The Poems of William Blake

The Outcome of Hatred: Devices and Message in Blake's "The Poison Tree" 12th Grade

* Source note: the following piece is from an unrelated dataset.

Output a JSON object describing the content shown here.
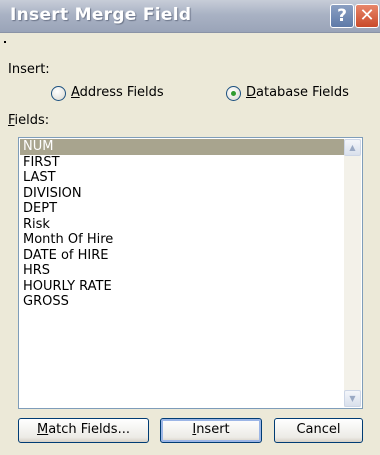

“The Poison Tree” from William Blake’s Songs of Experience is a poem that tells the story of one who is engulfed by the hatred felt towards a foe. This individual begins with telling the fury they experienced toward a friend who is told told of the protagonist's anger and in doing so diffused it. On the contrary, the anger towards an enemy remains pent-up and the feeling festers. This resentment grows and grows until it becomes a tree bearing an apple of hatred. The foe steals and eats the apple, is poisoned, and is found lifelessly outstretched beneath the tree of wrath the next morning. The one whose hatred bore the apple is glad to see that his foe has suffered and passed. However, despite the fact that they are content for the moment and that the apple is gone, the tree watered and grown with tears and loathing remains. This hatred is to stay with the character growing and producing more apples for the rest of his life. “The Poison Tree” is suggesting that although hatred is poisonous for the one it is directed at, it causes more suffering for the one who harbors the emotion, an idea that Blake conveys through the use of metaphor, allusion, and language.

First, Blake introduces the metaphor of hatred as a tree in the second...

Join Now to View Premium Content

GradeSaver provides access to 972 study guide PDFs and quizzes, 7758 literature essays, 2170 sample college application essays, 323 lesson plans, and ad-free surfing in this premium content, “Members Only” section of the site! Membership includes a 10% discount on all editing orders.

Join Now

Already a member? Log in